WHAT TO PRODUCE:
Keeping every word intact, reproduce all of the records.

SOURCE MATERIAL:
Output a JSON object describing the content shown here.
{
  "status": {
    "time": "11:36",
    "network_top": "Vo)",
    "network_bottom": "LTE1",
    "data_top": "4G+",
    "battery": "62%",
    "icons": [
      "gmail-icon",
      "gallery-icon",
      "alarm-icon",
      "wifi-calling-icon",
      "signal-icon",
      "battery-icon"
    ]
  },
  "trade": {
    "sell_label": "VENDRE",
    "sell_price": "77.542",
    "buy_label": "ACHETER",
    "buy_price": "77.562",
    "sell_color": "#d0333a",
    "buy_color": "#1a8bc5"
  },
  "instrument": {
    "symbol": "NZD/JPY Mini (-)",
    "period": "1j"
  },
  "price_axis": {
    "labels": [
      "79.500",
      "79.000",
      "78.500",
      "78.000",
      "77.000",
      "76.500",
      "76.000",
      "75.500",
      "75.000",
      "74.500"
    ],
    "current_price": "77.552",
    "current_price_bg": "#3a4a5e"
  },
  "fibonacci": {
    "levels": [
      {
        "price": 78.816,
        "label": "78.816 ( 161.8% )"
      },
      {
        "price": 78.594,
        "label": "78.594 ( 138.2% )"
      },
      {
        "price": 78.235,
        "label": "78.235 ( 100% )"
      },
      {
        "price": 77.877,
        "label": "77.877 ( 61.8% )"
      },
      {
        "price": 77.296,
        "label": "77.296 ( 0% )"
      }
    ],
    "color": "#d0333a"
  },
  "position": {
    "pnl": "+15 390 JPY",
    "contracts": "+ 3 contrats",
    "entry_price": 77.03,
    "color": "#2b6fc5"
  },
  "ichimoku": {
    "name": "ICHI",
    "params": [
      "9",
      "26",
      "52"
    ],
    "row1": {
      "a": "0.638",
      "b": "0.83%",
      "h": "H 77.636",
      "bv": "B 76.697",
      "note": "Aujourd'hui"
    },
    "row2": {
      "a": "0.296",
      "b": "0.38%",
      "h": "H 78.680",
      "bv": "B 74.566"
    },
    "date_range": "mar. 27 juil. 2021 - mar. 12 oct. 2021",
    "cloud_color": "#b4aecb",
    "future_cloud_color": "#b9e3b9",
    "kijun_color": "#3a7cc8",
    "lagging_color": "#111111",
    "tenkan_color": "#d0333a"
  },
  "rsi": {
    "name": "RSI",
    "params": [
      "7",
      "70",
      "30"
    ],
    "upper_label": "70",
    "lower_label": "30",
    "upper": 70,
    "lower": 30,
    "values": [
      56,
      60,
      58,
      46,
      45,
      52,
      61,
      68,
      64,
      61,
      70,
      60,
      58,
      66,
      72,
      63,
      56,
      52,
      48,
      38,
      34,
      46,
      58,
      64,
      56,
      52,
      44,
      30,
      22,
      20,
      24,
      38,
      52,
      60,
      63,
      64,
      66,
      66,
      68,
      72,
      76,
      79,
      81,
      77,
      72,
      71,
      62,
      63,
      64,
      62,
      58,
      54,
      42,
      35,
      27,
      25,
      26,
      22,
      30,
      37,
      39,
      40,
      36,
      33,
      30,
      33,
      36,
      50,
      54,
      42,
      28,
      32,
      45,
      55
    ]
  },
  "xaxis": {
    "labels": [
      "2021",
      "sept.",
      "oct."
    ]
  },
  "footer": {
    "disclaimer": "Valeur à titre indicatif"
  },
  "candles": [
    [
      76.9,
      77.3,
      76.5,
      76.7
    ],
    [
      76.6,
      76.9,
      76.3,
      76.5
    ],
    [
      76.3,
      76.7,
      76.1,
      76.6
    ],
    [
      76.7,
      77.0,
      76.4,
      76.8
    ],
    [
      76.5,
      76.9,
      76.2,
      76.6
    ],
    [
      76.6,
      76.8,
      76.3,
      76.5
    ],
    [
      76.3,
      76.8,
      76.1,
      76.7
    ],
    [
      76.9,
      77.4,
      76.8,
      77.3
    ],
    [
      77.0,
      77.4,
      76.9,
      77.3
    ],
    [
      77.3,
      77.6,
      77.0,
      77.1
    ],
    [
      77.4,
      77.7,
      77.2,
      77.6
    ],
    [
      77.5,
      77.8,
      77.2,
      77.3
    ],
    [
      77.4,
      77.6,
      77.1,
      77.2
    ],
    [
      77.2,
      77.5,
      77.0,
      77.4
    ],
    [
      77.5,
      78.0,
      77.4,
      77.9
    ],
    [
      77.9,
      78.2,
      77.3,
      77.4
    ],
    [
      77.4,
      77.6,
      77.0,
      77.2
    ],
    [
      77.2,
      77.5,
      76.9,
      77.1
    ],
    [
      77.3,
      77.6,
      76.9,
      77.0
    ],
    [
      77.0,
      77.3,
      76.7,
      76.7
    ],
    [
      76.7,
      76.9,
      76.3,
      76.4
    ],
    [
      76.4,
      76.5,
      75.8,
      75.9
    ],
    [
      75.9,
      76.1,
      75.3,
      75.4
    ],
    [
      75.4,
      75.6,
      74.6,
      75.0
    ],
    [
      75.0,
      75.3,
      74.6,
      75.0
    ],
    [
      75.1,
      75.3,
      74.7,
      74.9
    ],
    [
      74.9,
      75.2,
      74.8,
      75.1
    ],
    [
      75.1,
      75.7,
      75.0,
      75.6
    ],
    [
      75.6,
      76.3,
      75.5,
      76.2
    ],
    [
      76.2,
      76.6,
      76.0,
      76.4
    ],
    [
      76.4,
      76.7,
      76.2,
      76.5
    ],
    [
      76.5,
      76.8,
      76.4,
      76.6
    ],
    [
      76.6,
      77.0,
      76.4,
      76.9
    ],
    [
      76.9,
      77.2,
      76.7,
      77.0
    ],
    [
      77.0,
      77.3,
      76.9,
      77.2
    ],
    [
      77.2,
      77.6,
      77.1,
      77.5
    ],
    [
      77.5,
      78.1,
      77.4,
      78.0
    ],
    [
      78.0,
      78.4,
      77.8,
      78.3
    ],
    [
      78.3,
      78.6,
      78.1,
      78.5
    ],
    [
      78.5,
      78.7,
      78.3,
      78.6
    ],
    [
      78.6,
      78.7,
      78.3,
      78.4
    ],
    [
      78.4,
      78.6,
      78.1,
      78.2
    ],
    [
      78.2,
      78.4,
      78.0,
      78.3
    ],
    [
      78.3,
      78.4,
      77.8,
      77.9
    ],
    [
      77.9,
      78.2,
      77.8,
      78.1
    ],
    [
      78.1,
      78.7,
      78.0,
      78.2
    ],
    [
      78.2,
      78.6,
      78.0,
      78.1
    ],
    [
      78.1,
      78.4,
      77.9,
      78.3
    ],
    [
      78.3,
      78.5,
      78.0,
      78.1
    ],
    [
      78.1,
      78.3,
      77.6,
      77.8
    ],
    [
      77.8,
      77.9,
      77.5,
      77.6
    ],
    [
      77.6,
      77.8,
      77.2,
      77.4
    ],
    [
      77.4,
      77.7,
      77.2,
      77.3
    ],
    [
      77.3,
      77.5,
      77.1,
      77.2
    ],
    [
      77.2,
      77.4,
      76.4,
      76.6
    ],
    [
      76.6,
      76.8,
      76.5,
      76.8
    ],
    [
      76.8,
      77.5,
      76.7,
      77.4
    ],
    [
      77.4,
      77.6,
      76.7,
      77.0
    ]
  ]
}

COMPLETED TASK:
Output a JSON object describing the content shown here.
{
  "status": {
    "time": "11:36",
    "network_top": "Vo)",
    "network_bottom": "LTE1",
    "data_top": "4G+",
    "battery": "62%",
    "icons": [
      "gmail-icon",
      "gallery-icon",
      "alarm-icon",
      "wifi-calling-icon",
      "signal-icon",
      "battery-icon"
    ]
  },
  "trade": {
    "sell_label": "VENDRE",
    "sell_price": "77.542",
    "buy_label": "ACHETER",
    "buy_price": "77.562",
    "sell_color": "#d0333a",
    "buy_color": "#1a8bc5"
  },
  "instrument": {
    "symbol": "NZD/JPY Mini (-)",
    "period": "1j"
  },
  "price_axis": {
    "labels": [
      "79.500",
      "79.000",
      "78.500",
      "78.000",
      "77.000",
      "76.500",
      "76.000",
      "75.500",
      "75.000",
      "74.500"
    ],
    "current_price": "77.552",
    "current_price_bg": "#3a4a5e"
  },
  "fibonacci": {
    "levels": [
      {
        "price": 78.816,
        "label": "78.816 ( 161.8% )"
      },
      {
        "price": 78.594,
        "label": "78.594 ( 138.2% )"
      },
      {
        "price": 78.235,
        "label": "78.235 ( 100% )"
      },
      {
        "price": 77.877,
        "label": "77.877 ( 61.8% )"
      },
      {
        "price": 77.296,
        "label": "77.296 ( 0% )"
      }
    ],
    "color": "#d0333a"
  },
  "position": {
    "pnl": "+15 390 JPY",
    "contracts": "+ 3 contrats",
    "entry_price": 77.03,
    "color": "#2b6fc5"
  },
  "ichimoku": {
    "name": "ICHI",
    "params": [
      "9",
      "26",
      "52"
    ],
    "row1": {
      "a": "0.638",
      "b": "0.83%",
      "h": "H 77.636",
      "bv": "B 76.697",
      "note": "Aujourd'hui"
    },
    "row2": {
      "a": "0.296",
      "b": "0.38%",
      "h": "H 78.680",
      "bv": "B 74.566"
    },
    "date_range": "mar. 27 juil. 2021 - mar. 12 oct. 2021",
    "cloud_color": "#b4aecb",
    "future_cloud_color": "#b9e3b9",
    "kijun_color": "#3a7cc8",
    "lagging_color": "#111111",
    "tenkan_color": "#d0333a"
  },
  "rsi": {
    "name": "RSI",
    "params": [
      "7",
      "70",
      "30"
    ],
    "upper_label": "70",
    "lower_label": "30",
    "upper": 70,
    "lower": 30,
    "values": [
      56,
      60,
      58,
      46,
      45,
      52,
      61,
      68,
      64,
      61,
      70,
      60,
      58,
      66,
      72,
      63,
      56,
      52,
      48,
      38,
      34,
      46,
      58,
      64,
      56,
      52,
      44,
      30,
      22,
      20,
      24,
      38,
      52,
      60,
      63,
      64,
      66,
      66,
      68,
      72,
      76,
      79,
      81,
      77,
      72,
      71,
      62,
      63,
      64,
      62,
      58,
      54,
      42,
      35,
      27,
      25,
      26,
      22,
      30,
      37,
      39,
      40,
      36,
      33,
      30,
      33,
      36,
      50,
      54,
      42,
      28,
      32,
      45,
      55
    ]
  },
  "xaxis": {
    "labels": [
      "2021",
      "sept.",
      "oct."
    ]
  },
  "footer": {
    "disclaimer": "Valeur à titre indicatif"
  },
  "candles": [
    [
      76.9,
      77.3,
      76.5,
      76.7
    ],
    [
      76.6,
      76.9,
      76.3,
      76.5
    ],
    [
      76.3,
      76.7,
      76.1,
      76.6
    ],
    [
      76.7,
      77.0,
      76.4,
      76.8
    ],
    [
      76.5,
      76.9,
      76.2,
      76.6
    ],
    [
      76.6,
      76.8,
      76.3,
      76.5
    ],
    [
      76.3,
      76.8,
      76.1,
      76.7
    ],
    [
      76.9,
      77.4,
      76.8,
      77.3
    ],
    [
      77.0,
      77.4,
      76.9,
      77.3
    ],
    [
      77.3,
      77.6,
      77.0,
      77.1
    ],
    [
      77.4,
      77.7,
      77.2,
      77.6
    ],
    [
      77.5,
      77.8,
      77.2,
      77.3
    ],
    [
      77.4,
      77.6,
      77.1,
      77.2
    ],
    [
      77.2,
      77.5,
      77.0,
      77.4
    ],
    [
      77.5,
      78.0,
      77.4,
      77.9
    ],
    [
      77.9,
      78.2,
      77.3,
      77.4
    ],
    [
      77.4,
      77.6,
      77.0,
      77.2
    ],
    [
      77.2,
      77.5,
      76.9,
      77.1
    ],
    [
      77.3,
      77.6,
      76.9,
      77.0
    ],
    [
      77.0,
      77.3,
      76.7,
      76.7
    ],
    [
      76.7,
      76.9,
      76.3,
      76.4
    ],
    [
      76.4,
      76.5,
      75.8,
      75.9
    ],
    [
      75.9,
      76.1,
      75.3,
      75.4
    ],
    [
      75.4,
      75.6,
      74.6,
      75.0
    ],
    [
      75.0,
      75.3,
      74.6,
      75.0
    ],
    [
      75.1,
      75.3,
      74.7,
      74.9
    ],
    [
      74.9,
      75.2,
      74.8,
      75.1
    ],
    [
      75.1,
      75.7,
      75.0,
      75.6
    ],
    [
      75.6,
      76.3,
      75.5,
      76.2
    ],
    [
      76.2,
      76.6,
      76.0,
      76.4
    ],
    [
      76.4,
      76.7,
      76.2,
      76.5
    ],
    [
      76.5,
      76.8,
      76.4,
      76.6
    ],
    [
      76.6,
      77.0,
      76.4,
      76.9
    ],
    [
      76.9,
      77.2,
      76.7,
      77.0
    ],
    [
      77.0,
      77.3,
      76.9,
      77.2
    ],
    [
      77.2,
      77.6,
      77.1,
      77.5
    ],
    [
      77.5,
      78.1,
      77.4,
      78.0
    ],
    [
      78.0,
      78.4,
      77.8,
      78.3
    ],
    [
      78.3,
      78.6,
      78.1,
      78.5
    ],
    [
      78.5,
      78.7,
      78.3,
      78.6
    ],
    [
      78.6,
      78.7,
      78.3,
      78.4
    ],
    [
      78.4,
      78.6,
      78.1,
      78.2
    ],
    [
      78.2,
      78.4,
      78.0,
      78.3
    ],
    [
      78.3,
      78.4,
      77.8,
      77.9
    ],
    [
      77.9,
      78.2,
      77.8,
      78.1
    ],
    [
      78.1,
      78.7,
      78.0,
      78.2
    ],
    [
      78.2,
      78.6,
      78.0,
      78.1
    ],
    [
      78.1,
      78.4,
      77.9,
      78.3
    ],
    [
      78.3,
      78.5,
      78.0,
      78.1
    ],
    [
      78.1,
      78.3,
      77.6,
      77.8
    ],
    [
      77.8,
      77.9,
      77.5,
      77.6
    ],
    [
      77.6,
      77.8,
      77.2,
      77.4
    ],
    [
      77.4,
      77.7,
      77.2,
      77.3
    ],
    [
      77.3,
      77.5,
      77.1,
      77.2
    ],
    [
      77.2,
      77.4,
      76.4,
      76.6
    ],
    [
      76.6,
      76.8,
      76.5,
      76.8
    ],
    [
      76.8,
      77.5,
      76.7,
      77.4
    ],
    [
      77.4,
      77.6,
      76.7,
      77.0
    ]
  ]
}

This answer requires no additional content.